And while this is necessary, there’s another approach you can try to getting candid portraits – position yourself strategically.
That is, rather than wandering around trying to spot candid moments, put yourself in a position in which candid moments come to you.
Standing at the top of the stairs at Grand Central Station, positioning yourself outside the entrance of the wedding venue, or putting yourself in the midst of a busy street market are just a few examples of this strategy.
As street photographers will tell you, it’s much easier to find a spot with lots of action and stay there with your camera rather than walking around the entire city hoping to run into a great candid moment.
Make sure you think about that background!
Take LOTS of Photos
If ever there were a situation primed for a “spray and pray” approach, this is it.
I’m joking, of course, but only a little bit…
To capture truly authentic moments, one of the best candid photography tips you can employ is to shoot a ton of shots.
Put your camera in burst mode, frame up the shot, and fire away!
Some photographers will also tell you to shoot from the hip – even in burst mode. I find that I just don’t have the spatial awareness to frame up a decent shot when the camera is at my hip, but if you can do it and do it well, go for it!
Candid Photography Meaning
With that, you have seven candid photography tips to abide by the next time you go out shooting.
Remember, the meaning of candid photography is to capture authentic moments. It isn’t about leaping out from the bushes to surprise strangers with your camera, nor is it intended to be something nefarious in which you’re a voyeur and intruding on people’s personal space.
Instead, the meaning of candid photography is to focus on the emotionality of a moment, the feelings people experience, and translate that into an image that connects with the viewer.
In that regard, candid photography is perhaps one of the most capable forms of photography to transport the viewer to a particular instant in time. That’s what candid photography is all about!

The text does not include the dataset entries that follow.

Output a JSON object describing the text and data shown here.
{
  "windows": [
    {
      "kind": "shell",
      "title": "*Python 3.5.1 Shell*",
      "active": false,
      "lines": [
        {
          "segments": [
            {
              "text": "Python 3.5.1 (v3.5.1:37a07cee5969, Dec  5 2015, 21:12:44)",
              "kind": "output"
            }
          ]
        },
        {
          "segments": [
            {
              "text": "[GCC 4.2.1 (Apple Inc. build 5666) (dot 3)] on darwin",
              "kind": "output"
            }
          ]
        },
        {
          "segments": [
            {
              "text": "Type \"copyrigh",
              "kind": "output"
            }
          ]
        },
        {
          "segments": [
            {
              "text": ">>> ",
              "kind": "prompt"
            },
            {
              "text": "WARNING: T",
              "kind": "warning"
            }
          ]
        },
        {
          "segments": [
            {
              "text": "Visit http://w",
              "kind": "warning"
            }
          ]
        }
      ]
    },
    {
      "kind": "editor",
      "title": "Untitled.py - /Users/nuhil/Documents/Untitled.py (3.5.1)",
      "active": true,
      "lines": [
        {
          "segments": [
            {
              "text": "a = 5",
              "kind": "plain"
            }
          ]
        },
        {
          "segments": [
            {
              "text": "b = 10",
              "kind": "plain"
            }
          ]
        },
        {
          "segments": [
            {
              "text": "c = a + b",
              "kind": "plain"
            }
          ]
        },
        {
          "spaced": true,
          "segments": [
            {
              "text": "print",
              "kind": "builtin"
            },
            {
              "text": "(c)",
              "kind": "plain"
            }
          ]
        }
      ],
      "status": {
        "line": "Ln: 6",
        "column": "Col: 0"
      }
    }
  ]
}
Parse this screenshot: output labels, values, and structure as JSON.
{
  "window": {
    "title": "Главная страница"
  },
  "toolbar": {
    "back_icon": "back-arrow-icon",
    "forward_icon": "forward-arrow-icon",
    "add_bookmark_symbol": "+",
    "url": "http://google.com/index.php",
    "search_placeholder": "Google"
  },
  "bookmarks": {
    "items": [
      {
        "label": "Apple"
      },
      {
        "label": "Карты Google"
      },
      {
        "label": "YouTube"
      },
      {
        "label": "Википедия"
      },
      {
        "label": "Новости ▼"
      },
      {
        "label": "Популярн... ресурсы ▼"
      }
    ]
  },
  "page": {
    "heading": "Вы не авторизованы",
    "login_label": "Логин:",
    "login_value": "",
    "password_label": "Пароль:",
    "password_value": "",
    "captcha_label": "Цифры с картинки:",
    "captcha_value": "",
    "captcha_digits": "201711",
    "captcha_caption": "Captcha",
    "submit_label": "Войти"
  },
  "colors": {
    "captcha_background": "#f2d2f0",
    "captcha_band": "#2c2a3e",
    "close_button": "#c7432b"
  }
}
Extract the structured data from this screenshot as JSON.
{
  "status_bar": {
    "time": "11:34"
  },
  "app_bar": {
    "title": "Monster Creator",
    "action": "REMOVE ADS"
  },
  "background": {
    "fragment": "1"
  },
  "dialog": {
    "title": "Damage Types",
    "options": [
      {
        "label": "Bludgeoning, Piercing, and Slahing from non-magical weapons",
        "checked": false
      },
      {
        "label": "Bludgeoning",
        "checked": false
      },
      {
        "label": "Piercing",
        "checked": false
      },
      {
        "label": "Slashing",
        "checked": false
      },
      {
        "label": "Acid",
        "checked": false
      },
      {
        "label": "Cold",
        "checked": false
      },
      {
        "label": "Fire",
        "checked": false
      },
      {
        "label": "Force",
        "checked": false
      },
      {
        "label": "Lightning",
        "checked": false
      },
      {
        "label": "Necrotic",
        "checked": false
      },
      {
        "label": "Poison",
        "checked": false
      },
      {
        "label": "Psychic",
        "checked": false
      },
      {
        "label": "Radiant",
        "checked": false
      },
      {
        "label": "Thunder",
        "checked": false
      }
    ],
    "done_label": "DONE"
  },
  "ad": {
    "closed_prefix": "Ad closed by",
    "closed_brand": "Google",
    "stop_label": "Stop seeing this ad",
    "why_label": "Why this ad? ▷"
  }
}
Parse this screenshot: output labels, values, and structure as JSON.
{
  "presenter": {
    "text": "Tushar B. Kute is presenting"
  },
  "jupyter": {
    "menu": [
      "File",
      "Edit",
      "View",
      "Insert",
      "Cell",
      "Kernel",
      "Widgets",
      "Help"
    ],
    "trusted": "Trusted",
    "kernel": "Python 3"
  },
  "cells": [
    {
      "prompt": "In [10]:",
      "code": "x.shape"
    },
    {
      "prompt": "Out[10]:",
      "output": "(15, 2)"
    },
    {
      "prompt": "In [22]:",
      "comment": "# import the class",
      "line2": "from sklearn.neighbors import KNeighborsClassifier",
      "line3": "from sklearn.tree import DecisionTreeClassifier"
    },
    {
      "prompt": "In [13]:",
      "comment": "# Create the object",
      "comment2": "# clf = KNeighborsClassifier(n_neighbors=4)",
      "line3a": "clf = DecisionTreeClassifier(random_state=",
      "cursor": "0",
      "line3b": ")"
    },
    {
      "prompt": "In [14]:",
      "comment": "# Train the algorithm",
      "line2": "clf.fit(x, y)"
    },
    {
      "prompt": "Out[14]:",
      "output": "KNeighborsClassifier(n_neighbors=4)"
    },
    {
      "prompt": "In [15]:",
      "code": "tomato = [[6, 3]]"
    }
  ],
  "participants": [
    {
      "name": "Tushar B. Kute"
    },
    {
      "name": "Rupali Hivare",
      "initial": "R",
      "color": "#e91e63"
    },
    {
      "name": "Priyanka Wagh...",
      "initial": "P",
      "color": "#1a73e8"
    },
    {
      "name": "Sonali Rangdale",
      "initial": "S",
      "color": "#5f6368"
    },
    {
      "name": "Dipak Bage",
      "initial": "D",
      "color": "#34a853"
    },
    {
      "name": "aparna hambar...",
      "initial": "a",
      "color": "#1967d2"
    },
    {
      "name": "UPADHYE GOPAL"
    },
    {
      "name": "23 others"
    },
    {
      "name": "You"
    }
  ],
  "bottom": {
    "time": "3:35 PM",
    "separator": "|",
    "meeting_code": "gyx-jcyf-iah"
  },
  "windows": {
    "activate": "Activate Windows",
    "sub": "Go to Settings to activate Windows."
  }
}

Content courtesy of Photography Talking and images sourced accordingly